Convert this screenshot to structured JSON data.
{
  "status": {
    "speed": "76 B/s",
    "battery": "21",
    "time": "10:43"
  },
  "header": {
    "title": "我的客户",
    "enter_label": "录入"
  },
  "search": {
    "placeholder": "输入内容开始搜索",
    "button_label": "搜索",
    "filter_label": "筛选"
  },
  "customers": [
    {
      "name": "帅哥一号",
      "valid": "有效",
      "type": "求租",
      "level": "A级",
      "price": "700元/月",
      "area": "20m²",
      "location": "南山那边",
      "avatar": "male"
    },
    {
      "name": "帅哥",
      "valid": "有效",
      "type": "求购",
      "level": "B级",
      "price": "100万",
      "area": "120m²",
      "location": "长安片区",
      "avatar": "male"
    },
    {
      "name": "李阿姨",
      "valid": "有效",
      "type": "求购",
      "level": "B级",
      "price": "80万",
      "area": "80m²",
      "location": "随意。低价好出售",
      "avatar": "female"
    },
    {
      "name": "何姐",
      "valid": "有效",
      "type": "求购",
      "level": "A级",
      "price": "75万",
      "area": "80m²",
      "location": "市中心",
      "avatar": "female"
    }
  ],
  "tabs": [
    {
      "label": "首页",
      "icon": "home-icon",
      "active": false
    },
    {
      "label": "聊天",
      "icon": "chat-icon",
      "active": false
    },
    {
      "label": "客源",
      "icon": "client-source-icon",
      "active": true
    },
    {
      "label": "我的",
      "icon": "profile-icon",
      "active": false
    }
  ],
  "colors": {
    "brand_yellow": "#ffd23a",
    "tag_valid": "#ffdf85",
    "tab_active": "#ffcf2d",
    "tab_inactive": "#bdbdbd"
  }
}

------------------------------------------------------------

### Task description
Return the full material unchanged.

### Result of the exercise
Convert this screenshot to structured JSON data.
{
  "status": {
    "speed": "76 B/s",
    "battery": "21",
    "time": "10:43"
  },
  "header": {
    "title": "我的客户",
    "enter_label": "录入"
  },
  "search": {
    "placeholder": "输入内容开始搜索",
    "button_label": "搜索",
    "filter_label": "筛选"
  },
  "customers": [
    {
      "name": "帅哥一号",
      "valid": "有效",
      "type": "求租",
      "level": "A级",
      "price": "700元/月",
      "area": "20m²",
      "location": "南山那边",
      "avatar": "male"
    },
    {
      "name": "帅哥",
      "valid": "有效",
      "type": "求购",
      "level": "B级",
      "price": "100万",
      "area": "120m²",
      "location": "长安片区",
      "avatar": "male"
    },
    {
      "name": "李阿姨",
      "valid": "有效",
      "type": "求购",
      "level": "B级",
      "price": "80万",
      "area": "80m²",
      "location": "随意。低价好出售",
      "avatar": "female"
    },
    {
      "name": "何姐",
      "valid": "有效",
      "type": "求购",
      "level": "A级",
      "price": "75万",
      "area": "80m²",
      "location": "市中心",
      "avatar": "female"
    }
  ],
  "tabs": [
    {
      "label": "首页",
      "icon": "home-icon",
      "active": false
    },
    {
      "label": "聊天",
      "icon": "chat-icon",
      "active": false
    },
    {
      "label": "客源",
      "icon": "client-source-icon",
      "active": true
    },
    {
      "label": "我的",
      "icon": "profile-icon",
      "active": false
    }
  ],
  "colors": {
    "brand_yellow": "#ffd23a",
    "tag_valid": "#ffdf85",
    "tab_active": "#ffcf2d",
    "tab_inactive": "#bdbdbd"
  }
}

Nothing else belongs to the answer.